The combination of ragweed pollen and the start of flu season could make this week the worst of the year for allergy and asthma sufferers in America, experts warn.
Dr. Robert McDermott, a board-certified allergist and immunologist at Allervy, told DailyMail.com that the third week of September — this year between the 18th and 24th — is often when doctors report a spike in allergy and asthma-related visits. The season has earned the title of ‘peak week’ among experts.
That’s because ragweed, one of the most common fall allergens, reaches its highest pollen count of the year in some parts of the US, along with the start of flu season and the back-to-school season, starting the spread of infectious diseases. Disease.
McDermott recommends that parents of children who suffer from asthma or severe allergies tell the school nurse if their child shows severe symptoms and needs medication. Adults who suffer from asthma or severe allergies may want to consult a doctor, as there are many effective allergy treatments that they are unaware of.
The third week of September, this year from the 18th to the 24th week, is considered allergy ‘peak week’ by experts, with complications from the flu and weed pollen in the air (file photo).
“Peak Allergy Week is the third week in September where we see the highest number of asthma exacerbations and increases in allergy symptoms among patients in the United States,” McDermott said.
According to the Asthma and Allergy Foundation of America, several factors combine to make asthma symptoms and attacks more difficult for sufferers during the month of September.
Ragweeds, which are common on the East Coast and Midwest, are in full bloom by late August.
Dr. Robert McDermott (pictured), a board-certified allergist and immunologist with AllerV, said he expects the flu to pick up again this year after quiet seasons in recent years.
From mid to late September, weeds generally release pollen spores in abundance, causing problems for about 15 percent of Americans who suffer from allergies.
For people with asthma, this can be even worse, as their already obstructed airways can become narrowed. This causes shortness of breath, and in severe cases, asthma.
An outbreak of influenza worsens the situation. In the coming weeks, the usual respiratory diseases will start to rise, at the end of September, when it usually starts to rise.

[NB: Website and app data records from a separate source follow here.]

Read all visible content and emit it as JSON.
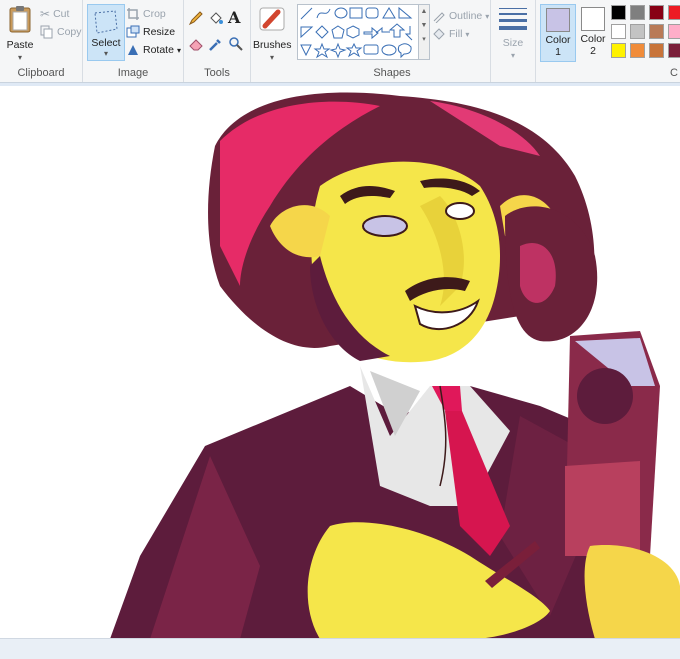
{
  "clipboard": {
    "paste_label": "Paste",
    "cut_label": "Cut",
    "copy_label": "Copy",
    "group_label": "Clipboard"
  },
  "image": {
    "select_label": "Select",
    "crop_label": "Crop",
    "resize_label": "Resize",
    "rotate_label": "Rotate",
    "group_label": "Image"
  },
  "tools": {
    "group_label": "Tools",
    "items": [
      "pencil-icon",
      "fill-bucket-icon",
      "text-icon",
      "eraser-icon",
      "color-picker-icon",
      "magnifier-icon"
    ]
  },
  "brushes": {
    "label": "Brushes"
  },
  "shapes": {
    "group_label": "Shapes",
    "outline_label": "Outline",
    "fill_label": "Fill"
  },
  "size": {
    "label": "Size"
  },
  "colors": {
    "color1_label": "Color",
    "color1_num": "1",
    "color2_label": "Color",
    "color2_num": "2",
    "color1_value": "#c8c3e6",
    "color2_value": "#ffffff",
    "group_label": "C"
  },
  "palette": [
    [
      "#000000",
      "#7f7f7f",
      "#880015",
      "#ed1c24"
    ],
    [
      "#ffffff",
      "#c3c3c3",
      "#b97a57",
      "#ffaec9"
    ],
    [
      "#fff200",
      "#f08c3a",
      "#c8743a",
      "#7a1f3a"
    ]
  ]
}
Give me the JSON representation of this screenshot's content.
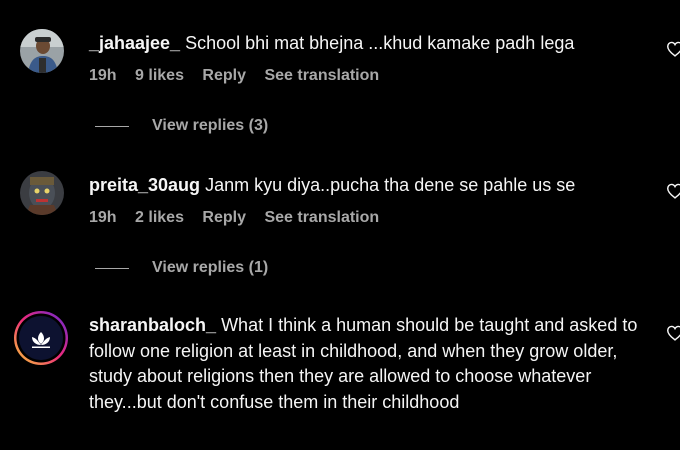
{
  "comments": [
    {
      "username": "_jahaajee_",
      "text": "School bhi mat bhejna ...khud kamake padh lega",
      "time": "19h",
      "likes": "9 likes",
      "reply": "Reply",
      "translation": "See translation",
      "view_replies": "View replies (3)",
      "avatar_icon": "user-photo-avatar",
      "like_icon": "heart-outline-icon"
    },
    {
      "username": "preita_30aug",
      "text": "Janm kyu diya..pucha tha dene se pahle us se",
      "time": "19h",
      "likes": "2 likes",
      "reply": "Reply",
      "translation": "See translation",
      "view_replies": "View replies (1)",
      "avatar_icon": "user-photo-avatar",
      "like_icon": "heart-outline-icon"
    },
    {
      "username": "sharanbaloch_",
      "text": "What I think a human should be taught and asked to follow one religion at least in childhood, and when they grow older, study about religions then they are allowed to choose whatever they...but don't confuse them in their childhood",
      "avatar_icon": "lotus-logo-avatar",
      "like_icon": "heart-outline-icon"
    }
  ],
  "colors": {
    "background": "#000000",
    "primary_text": "#f5f5f5",
    "secondary_text": "#a8a8a8"
  }
}
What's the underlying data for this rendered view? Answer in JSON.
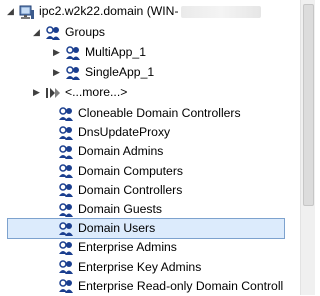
{
  "tree": {
    "root": {
      "label": "ipc2.w2k22.domain (WIN-",
      "label_suffix": ""
    },
    "groups_label": "Groups",
    "group_children": [
      {
        "label": "MultiApp_1"
      },
      {
        "label": "SingleApp_1"
      }
    ],
    "more_label": "<...more...>",
    "items": [
      {
        "label": "Cloneable Domain Controllers"
      },
      {
        "label": "DnsUpdateProxy"
      },
      {
        "label": "Domain Admins"
      },
      {
        "label": "Domain Computers"
      },
      {
        "label": "Domain Controllers"
      },
      {
        "label": "Domain Guests"
      },
      {
        "label": "Domain Users"
      },
      {
        "label": "Enterprise Admins"
      },
      {
        "label": "Enterprise Key Admins"
      },
      {
        "label": "Enterprise Read-only Domain Controll"
      }
    ],
    "selected_item": "Domain Users"
  },
  "colors": {
    "selection_bg": "#dcebfc",
    "selection_border": "#7da2ce",
    "group_icon_blue": "#1b3f8f"
  },
  "icons": {
    "server": "server-icon",
    "group": "group-icon",
    "more": "more-icon",
    "expanded": "expanded-arrow-icon",
    "collapsed": "collapsed-arrow-icon"
  }
}
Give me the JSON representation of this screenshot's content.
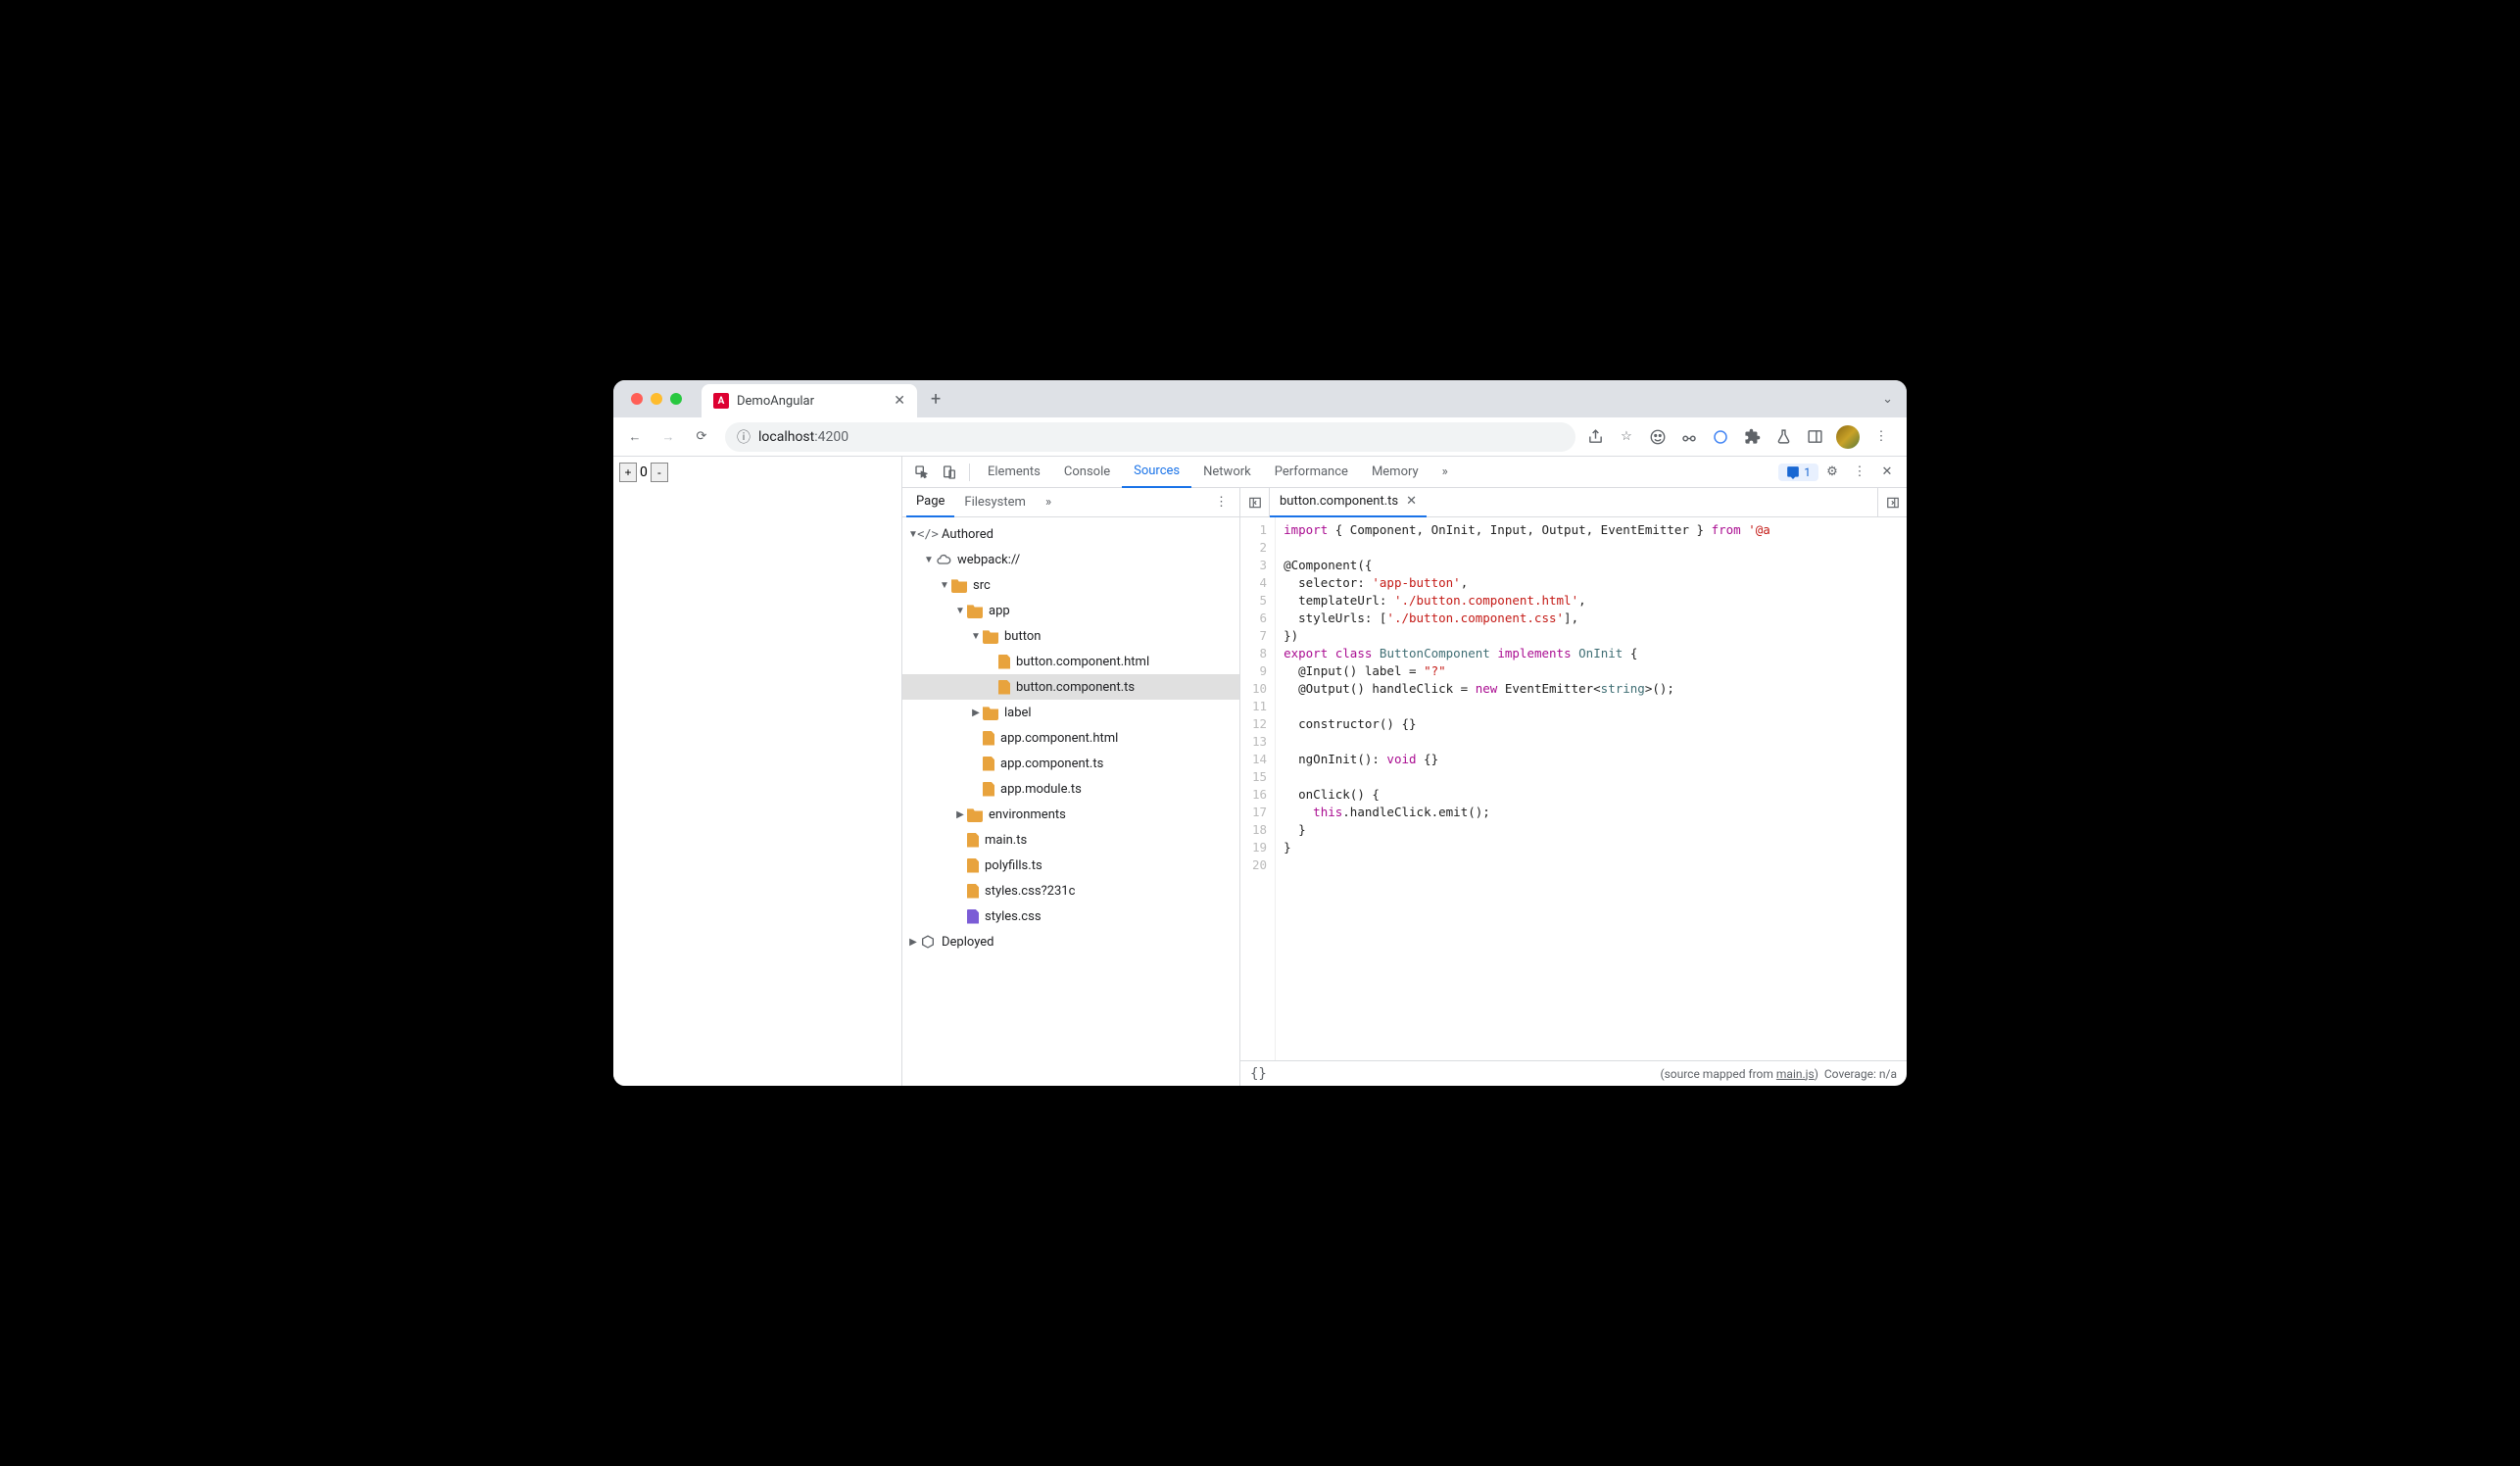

Combine this with physically restored schools across the US, breeding grounds for flu outbreaks.
Although rarely fatal, the common cold is still dangerous for people with asthma.
It can cause the airways to become inflamed, causing them to narrow or even close – triggering asthma symptoms.
Some fear this could be a particularly troublesome flu season, as Australia – whose flu season is the height of the American summer – experienced its worst flu season in half a decade this year, with casualty rates tripling. Common.
McDermott said parents should equip their child with allergy medicine and asthma control equipment if needed this week (file photo).
As the Covid-19 pandemic has disrupted the spread of the flu for the past two years, many don’t have the necessary antibodies to fight it off as easily as before – leading to increased disease and worse infections.
McDermott expects the flu to return to normal levels in the U.S. this year, creating even more trouble for asthma and allergy sufferers.
Those who suffer from severe symptoms do not just accept their suffering.
McDermott advises people to take proactive steps this week, and to protect themselves for the rest of the fall.
For children, parents should make sure allergy medications and equipment such as inhalers are available at school. These can even be given to the school nurse for safety.
He advises adults to see a medical professional to manage their allergies and treat them, and their immune systems can be ‘over-reduced’ when exposed to triggers such as pollen.